A 29-Year-Old Black Male Presents to the Emergency Department with Chest Pain
A 29-year-old black male presents to the emergency department with chest pain. The symptoms were described as an acute onset of moderate substernal tightness radiating to the upper back. There was associated dyspnea, but no nausea, vomiting, or diarrhea. His symptoms were considered atypical in that they were exacerbated by stretching, deep breathing, and movement. The symptoms were different from his prior sickle cell pain crises. As there was no relief with self-administered Percocet at home, he came to the emergency department.
Social: Smokes one pack per day; no illicit drug use
Family history: Negative for premature coronary disease
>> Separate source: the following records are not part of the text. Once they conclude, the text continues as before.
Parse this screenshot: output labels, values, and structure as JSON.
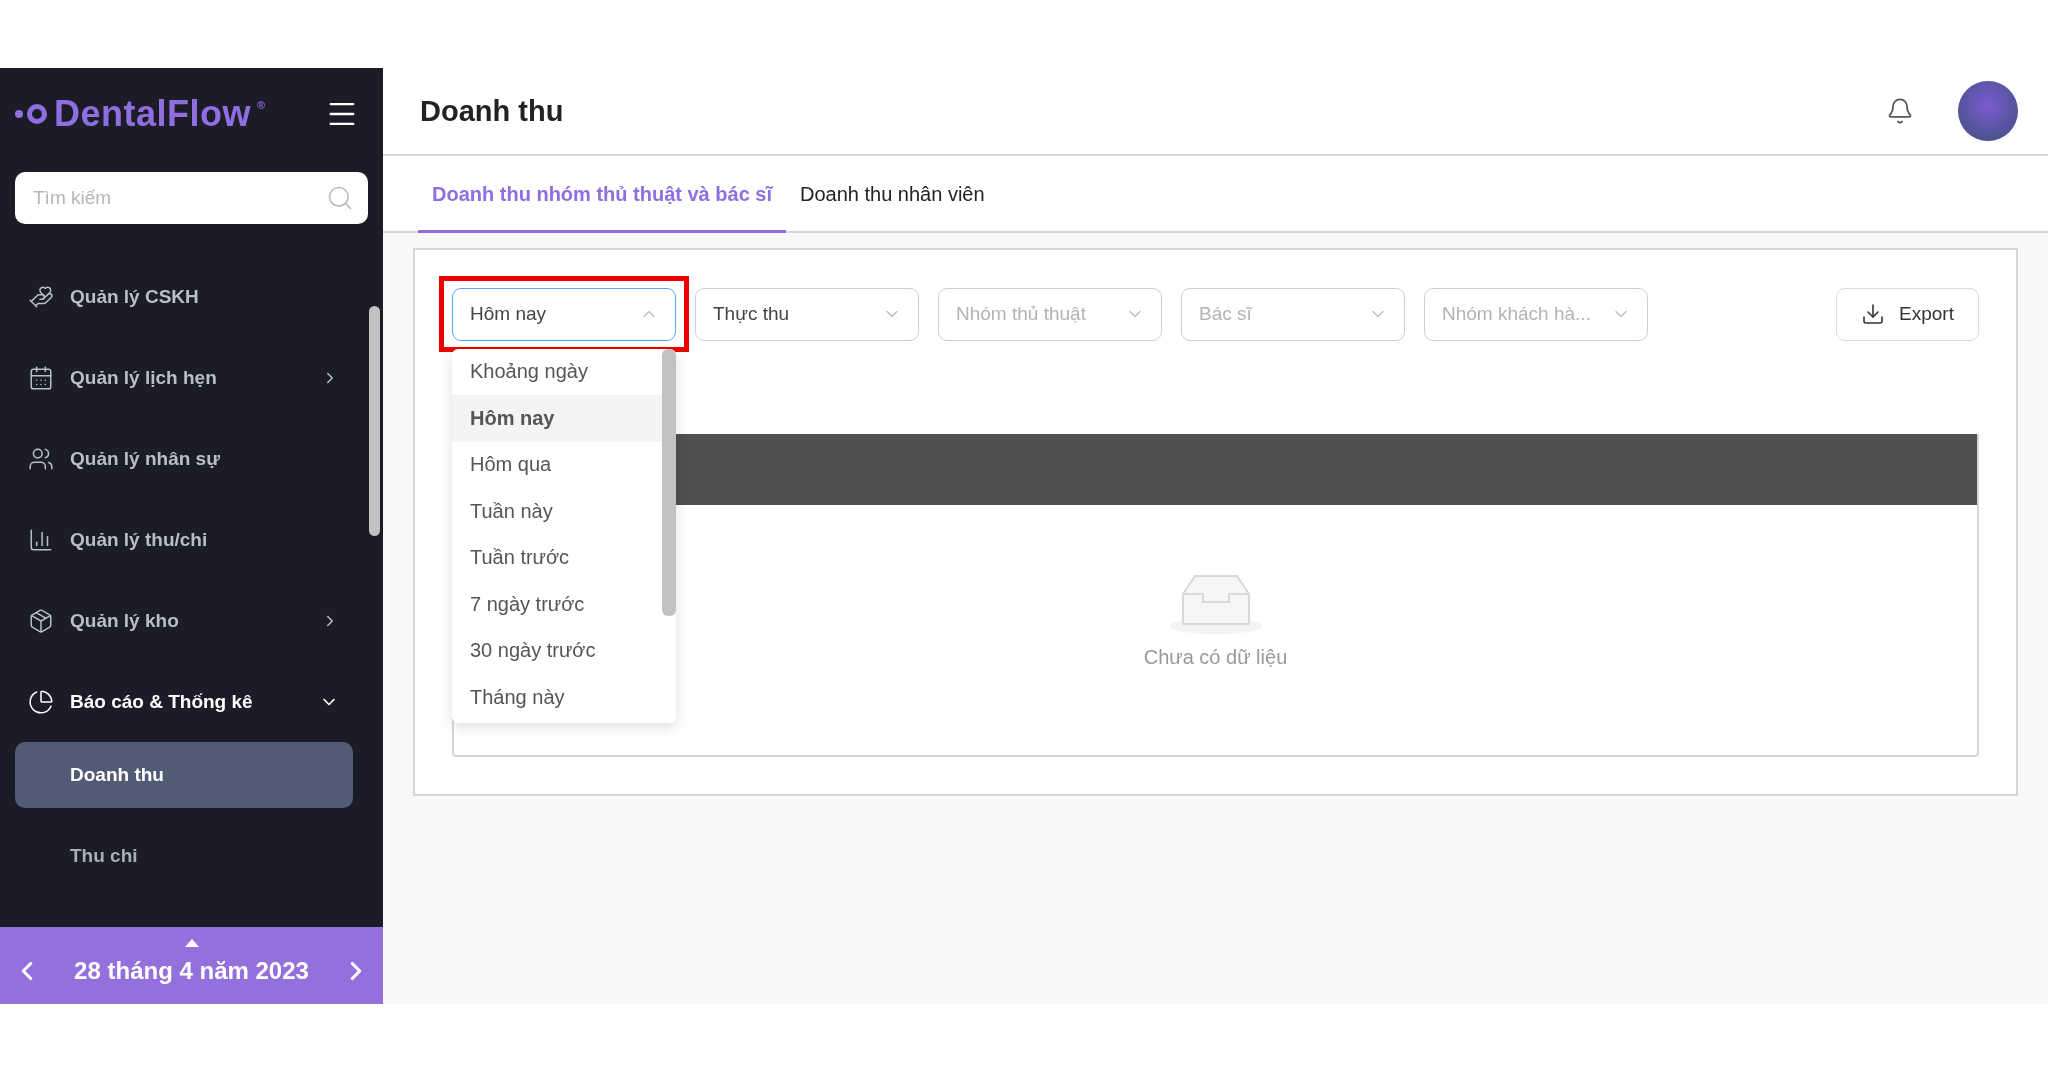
{
  "logo": {
    "name": "DentalFlow",
    "mark": "®"
  },
  "search": {
    "placeholder": "Tìm kiếm"
  },
  "sidebar": {
    "items": [
      {
        "label": "Quản lý CSKH",
        "kind": "link"
      },
      {
        "label": "Quản lý lịch hẹn",
        "kind": "group",
        "expanded": false
      },
      {
        "label": "Quản lý nhân sự",
        "kind": "link"
      },
      {
        "label": "Quản lý thu/chi",
        "kind": "link"
      },
      {
        "label": "Quản lý kho",
        "kind": "group",
        "expanded": false
      },
      {
        "label": "Báo cáo & Thống kê",
        "kind": "group",
        "expanded": true,
        "children": [
          {
            "label": "Doanh thu",
            "selected": true
          },
          {
            "label": "Thu chi",
            "selected": false
          }
        ]
      }
    ]
  },
  "date_bar": {
    "label": "28 tháng 4 năm 2023"
  },
  "header": {
    "title": "Doanh thu"
  },
  "tabs": [
    {
      "label": "Doanh thu nhóm thủ thuật và bác sĩ",
      "selected": true
    },
    {
      "label": "Doanh thu nhân viên",
      "selected": false
    }
  ],
  "filters": [
    {
      "value": "Hôm nay",
      "open": true,
      "highlighted": true,
      "options": [
        {
          "label": "Khoảng ngày",
          "selected": false
        },
        {
          "label": "Hôm nay",
          "selected": true
        },
        {
          "label": "Hôm qua",
          "selected": false
        },
        {
          "label": "Tuần này",
          "selected": false
        },
        {
          "label": "Tuần trước",
          "selected": false
        },
        {
          "label": "7 ngày trước",
          "selected": false
        },
        {
          "label": "30 ngày trước",
          "selected": false
        },
        {
          "label": "Tháng này",
          "selected": false
        }
      ]
    },
    {
      "value": "Thực thu",
      "open": false,
      "highlighted": false
    },
    {
      "placeholder": "Nhóm thủ thuật",
      "open": false,
      "highlighted": false
    },
    {
      "placeholder": "Bác sĩ",
      "open": false,
      "highlighted": false
    },
    {
      "placeholder": "Nhóm khách hà...",
      "open": false,
      "highlighted": false
    }
  ],
  "export_button": {
    "label": "Export"
  },
  "table": {
    "empty_text": "Chưa có dữ liệu"
  }
}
Physical exam: Blood pressure 126/60 mm Hg, pulse 87 bpm, respirations 16, afebrile; oxygen saturation 99% on 2 L supplemental oxygen
Head, ears, eyes, nose, throat (HEENT): Mild scleral icterus
Heart: Regular rate and rhythm, 1/6 systolic ejection murmur at left upper sternal border; no rub or gallop
Extremities: No edema
ECG: Normal sinus rhythm, without ischemic changes
Laboratory values: Hemoglobin 8.0, white blood cell count 20.2K, platelets normal, blood urea nitrogen/creatinine 6/0.8
An echocardiogram demonstrated a mid and distal inferior wall motion abnormality with mild hypokinesia with preserved systolic function. No significant valvular abnormalities were observed, and right ventricular (RV) function was normal.
Based on the initial presentation and elevated cardiac markers, the patient was treated for acute coronary syndrome. Enoxaparin, aspirin, intravenous nitroglycerin, and metoprolol were initiated, with subsequent symptom resolution. The next day, a coronary angiography was performed, which showed normal coronary arteries. A left ventriculogram showed distal inferior hypokinesis.
Which of the following is the most likely cause for the patient's troponin elevations?